In part five of the series on special situations, I’ll briefly present the idea of risk (or merger) arbitrage.
This series is based on the book You can be a stock market genius! so for additional information, be sure to read it yourself.
New here? Catch up on the series.
Quick Brush Up
There is no point in buying a stock speculating that the company will be taken over. Risk arbitrage, which I will just refer to as arbitrage, involves the purchase of a stock after the merger announcement.
The book quickly gets to the point and tells the reader to avoid arbitrage because of the high levels of uncertainty involved in the process. However, I would like to add that by waiting and choosing wisely, you will be able to make very good gains off low risk.
The basics and overview can be found in an earlier post here. It covers topics such as why you should consider arbitrage in your investing strategy, the types of homework you should do, what to look for and the risk involved.
So far, I’ve gone through three arbitrage opportunities in this blog. Aquila, Jazz Technologies and currently Puget Energy.
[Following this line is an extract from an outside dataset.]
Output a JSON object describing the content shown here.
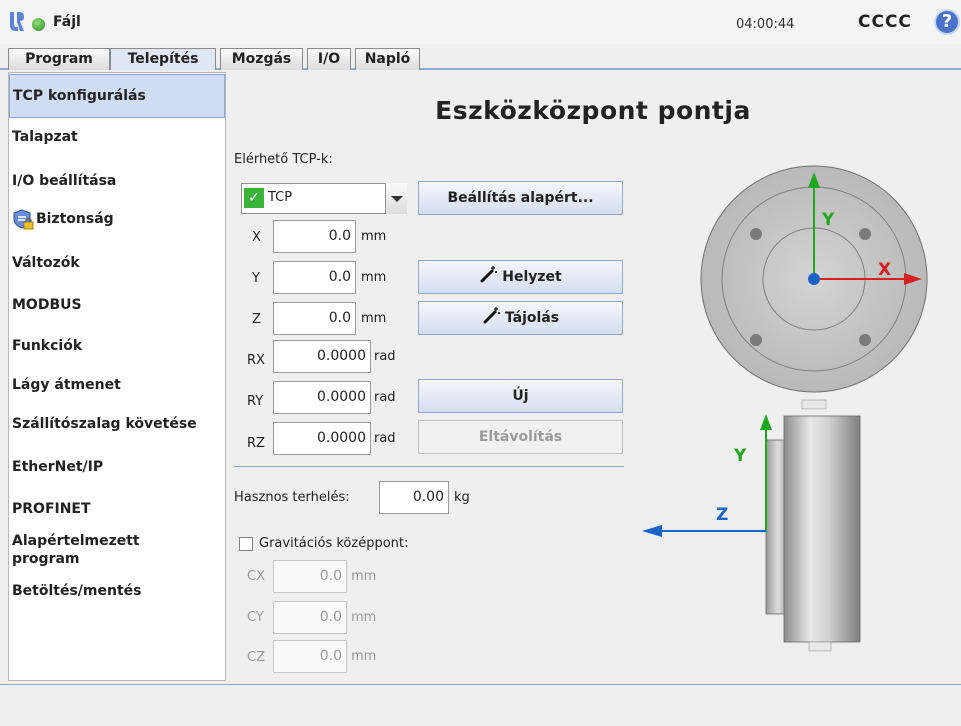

I eeked out a tiny profit with Aquila and documented a vital mistake with this transaction, successfully did not partake in the Jazz merger due to the illiquidity and stock for stock condition, and would like to see the Pugest Energy merger close out soon.
Keep Things Simple
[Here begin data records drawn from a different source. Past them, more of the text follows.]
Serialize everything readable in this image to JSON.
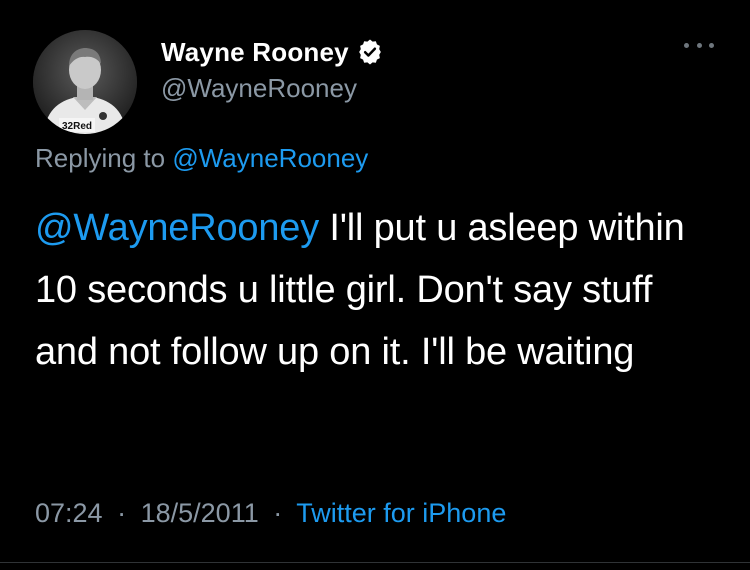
{
  "tweet": {
    "author": {
      "display_name": "Wayne Rooney",
      "handle": "@WayneRooney",
      "verified": true,
      "avatar_icon": "profile-photo",
      "avatar_shirt_text": "32Red"
    },
    "more_icon": "ellipsis-icon",
    "replying": {
      "prefix": "Replying to",
      "target": "@WayneRooney"
    },
    "body": {
      "mention": "@WayneRooney",
      "text": " I'll put u asleep within 10 seconds u little girl. Don't say stuff and not follow up on it. I'll be waiting"
    },
    "meta": {
      "time": "07:24",
      "separator": "·",
      "date": "18/5/2011",
      "source": "Twitter for iPhone"
    }
  },
  "colors": {
    "background": "#000000",
    "text": "#ffffff",
    "secondary": "#8b98a5",
    "link": "#1d9bf0"
  }
}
There are also different forms of arbitrage.
- Cash only transactions where stock is paid for in cash
- Stock for stock where the shareholders are given stock of the other company
- Partial stock where a percentage of the share is converted to stock and cash
- Purchase merger securities (the Greenblatt recommends looking into warrants)
Focus On This Checklist
Before you invest any cash, you should be able answer all the items below.
- Make sure both parties have done their due diligence
- Check management of both parties are trustworthy
- Financing and regulator approval is complete
- Get preliminary shareholder sentiment or controlling shareholder approval
- Obtain regulator (SEC, FCC, any and all) approval
- Get final shareholder approval at a meeting called for that purpose
- Check to see that insiders are continually vesting or buying shares
- Verify upside and downside risk is asymmetric by assigning potential upside to downside returns
Risks to Think About
- Calculate the potential upside and downside vs time. In the PSD merger, I’ve given the chance of success 90% with a gain of around 25% within 1 month. This is excellent odds.
- Unpredictability: Anything can happen in mergers. Financing can break down at the last minute, the market can go crazy and take everyone with them, earthquakes could ruin the operation of the business etc etc.
- Allocate assets accordingly depending on your odds.
- Taxes will have to be paid because this is a short term strategy. Consider this when you calculate gains.
But most of all, stick to investing in solid companies if you are unsure or feel uneasy with the whole notion.
Disclosure: Long PSD